§ TASK
Whenever a line below holds the word "JSON", count it; then give the total and nothing else.

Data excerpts
● ● ● ● ●
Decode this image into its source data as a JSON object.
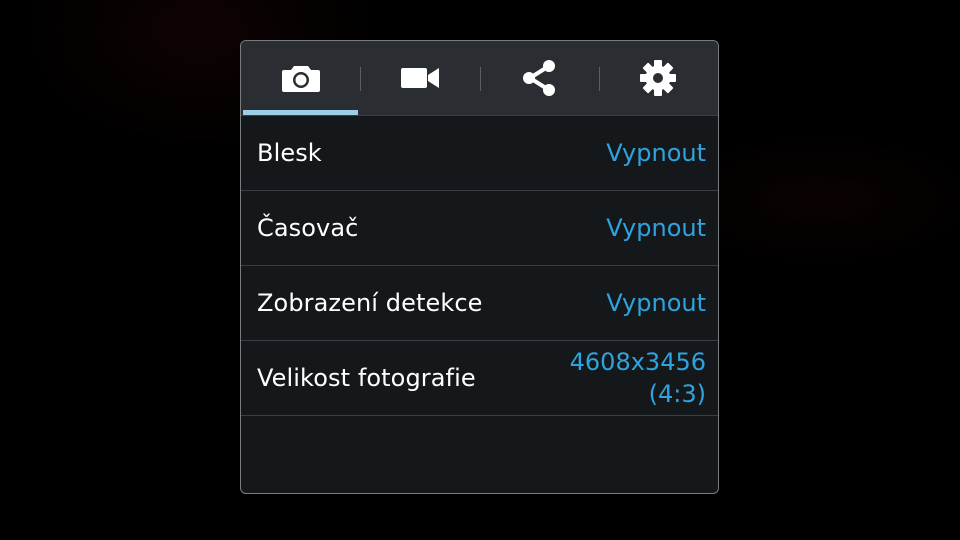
{
  "tabs": [
    {
      "icon": "camera-icon",
      "active": true
    },
    {
      "icon": "video-camera-icon",
      "active": false
    },
    {
      "icon": "share-icon",
      "active": false
    },
    {
      "icon": "gear-icon",
      "active": false
    }
  ],
  "settings": [
    {
      "label": "Blesk",
      "value": "Vypnout"
    },
    {
      "label": "Časovač",
      "value": "Vypnout"
    },
    {
      "label": "Zobrazení detekce",
      "value": "Vypnout"
    },
    {
      "label": "Velikost fotografie",
      "value_line1": "4608x3456",
      "value_line2": "(4:3)"
    }
  ],
  "colors": {
    "accent": "#2ea3dd",
    "tab_indicator": "#9ecde8",
    "panel_bg": "#15181b",
    "tab_bar_bg": "#2a2d31"
  }
}
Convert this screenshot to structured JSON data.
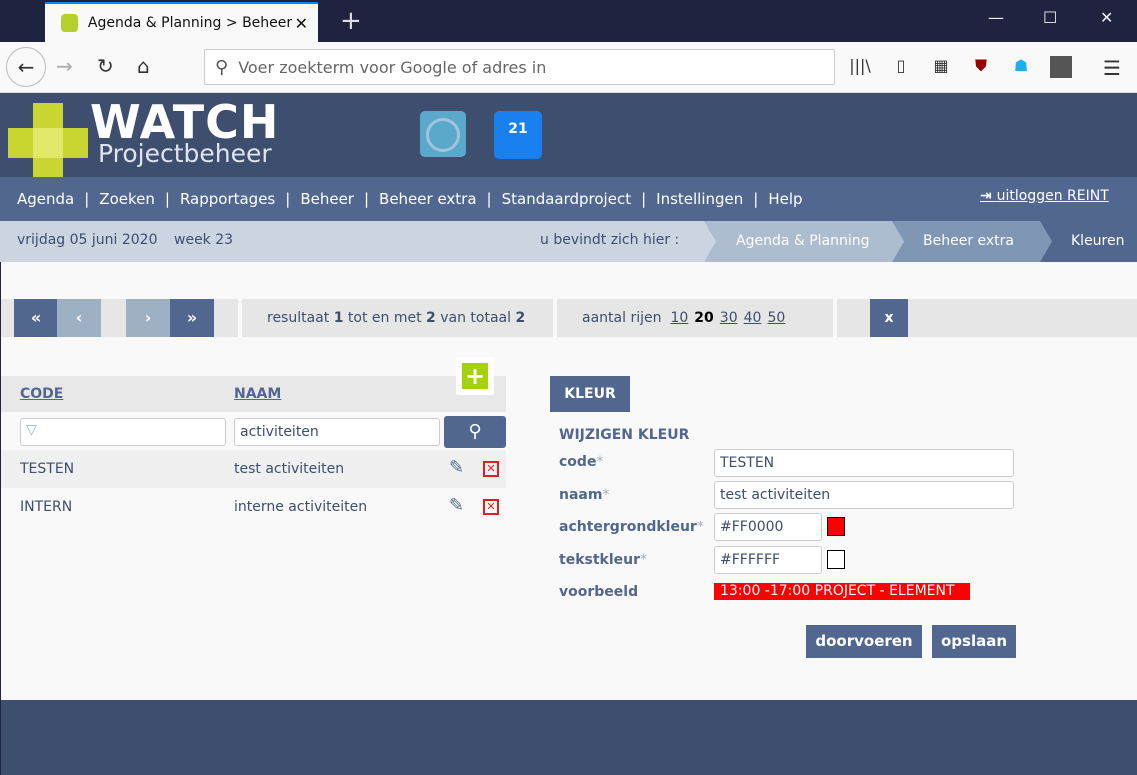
{
  "browser": {
    "tab_title": "Agenda & Planning > Beheer extra",
    "url_placeholder": "Voer zoekterm voor Google of adres in"
  },
  "header": {
    "logo_title": "WATCH",
    "logo_subtitle": "Projectbeheer",
    "calendar_day": "21"
  },
  "nav": {
    "items": [
      "Agenda",
      "Zoeken",
      "Rapportages",
      "Beheer",
      "Beheer extra",
      "Standaardproject",
      "Instellingen",
      "Help"
    ],
    "logout": "uitloggen REINT"
  },
  "crumbs": {
    "date": "vrijdag 05 juni 2020",
    "week": "week 23",
    "here": "u bevindt zich hier :",
    "items": [
      "Agenda & Planning",
      "Beheer extra",
      "Kleuren"
    ]
  },
  "pager": {
    "first": "«",
    "prev": "‹",
    "next": "›",
    "last": "»",
    "result_a": "resultaat ",
    "from": "1",
    "result_b": " tot en met ",
    "to": "2",
    "result_c": " van totaal ",
    "total": "2",
    "rows_label": "aantal rijen",
    "row_options": [
      "10",
      "20",
      "30",
      "40",
      "50"
    ],
    "current_rows": "20"
  },
  "table": {
    "headers": [
      "CODE",
      "NAAM"
    ],
    "filter_code": "",
    "filter_naam": "activiteiten",
    "rows": [
      {
        "code": "TESTEN",
        "naam": "test activiteiten"
      },
      {
        "code": "INTERN",
        "naam": "interne activiteiten"
      }
    ]
  },
  "form": {
    "tab": "KLEUR",
    "title": "WIJZIGEN KLEUR",
    "labels": {
      "code": "code",
      "naam": "naam",
      "bg": "achtergrondkleur",
      "fg": "tekstkleur",
      "preview": "voorbeeld"
    },
    "required": "*",
    "code": "TESTEN",
    "naam": "test activiteiten",
    "bg": "#FF0000",
    "fg": "#FFFFFF",
    "preview_text": "13:00 -17:00 PROJECT - ELEMENT",
    "apply": "doorvoeren",
    "save": "opslaan"
  },
  "colors": {
    "accent": "#52678f",
    "header": "#3d4e6e",
    "add": "#a6d20b",
    "delete": "#e02020"
  }
}
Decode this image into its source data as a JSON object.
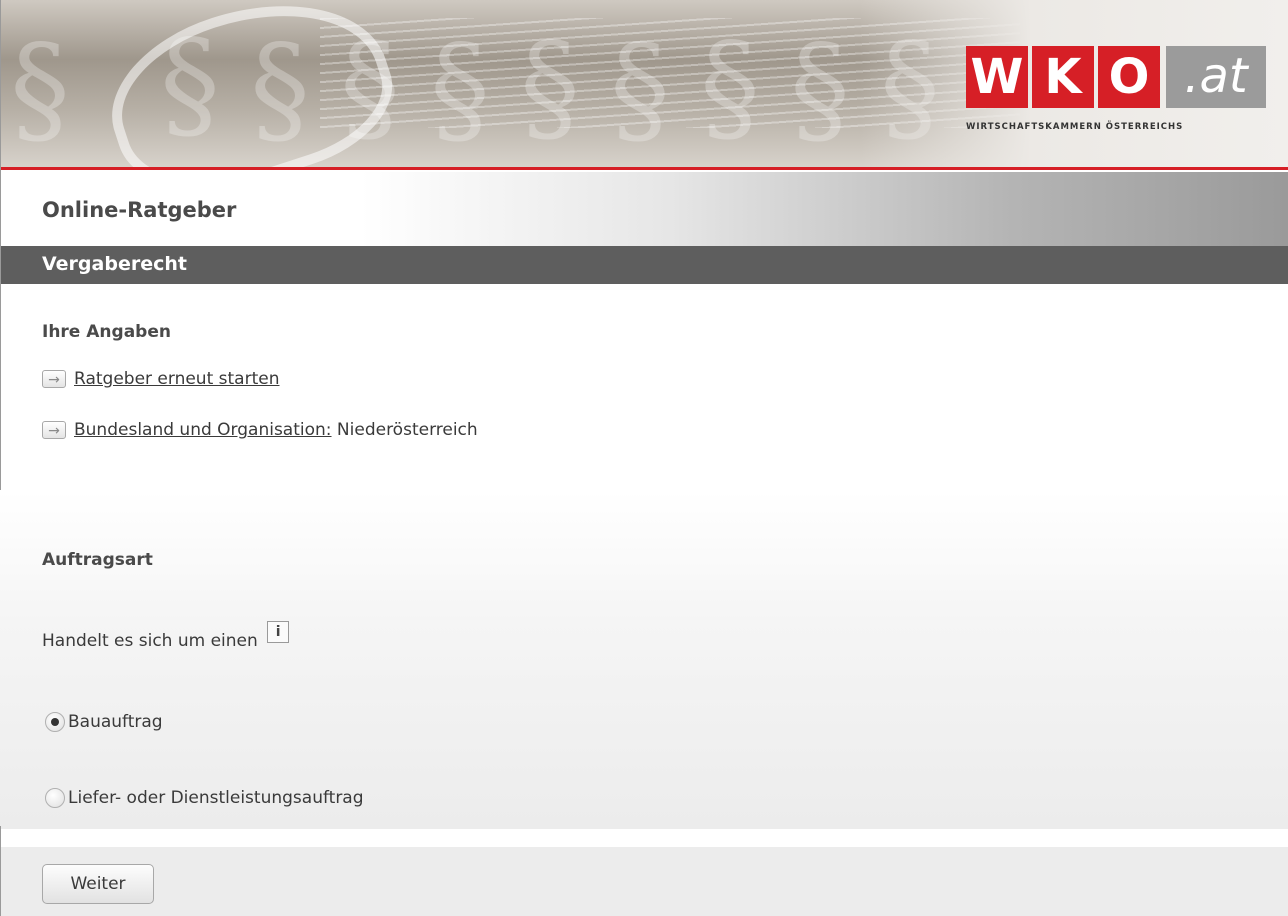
{
  "header": {
    "logo_letters": [
      "W",
      "K",
      "O"
    ],
    "logo_suffix": ".at",
    "logo_tagline": "WIRTSCHAFTSKAMMERN ÖSTERREICHS",
    "brand_color": "#d61f26"
  },
  "page": {
    "title": "Online-Ratgeber",
    "section": "Vergaberecht"
  },
  "angaben": {
    "heading": "Ihre Angaben",
    "restart_link": "Ratgeber erneut starten",
    "region_link": "Bundesland und Organisation:",
    "region_value": "Niederösterreich"
  },
  "question": {
    "heading": "Auftragsart",
    "prompt": "Handelt es sich um einen",
    "info_glyph": "i",
    "options": [
      {
        "label": "Bauauftrag",
        "selected": true
      },
      {
        "label": "Liefer- oder Dienstleistungsauftrag",
        "selected": false
      }
    ]
  },
  "footer": {
    "next_button": "Weiter"
  },
  "icons": {
    "arrow_glyph": "→"
  }
}
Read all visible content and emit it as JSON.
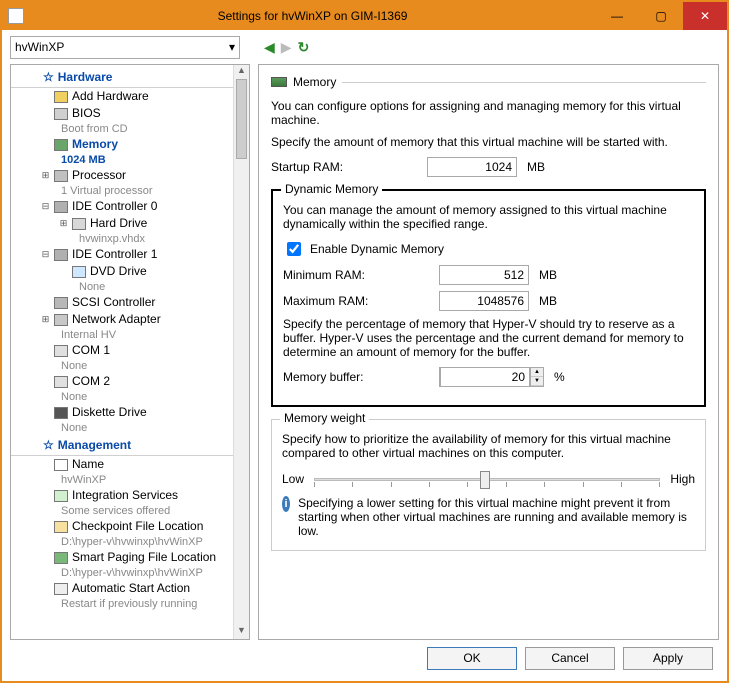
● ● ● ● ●
§ ANSWER
4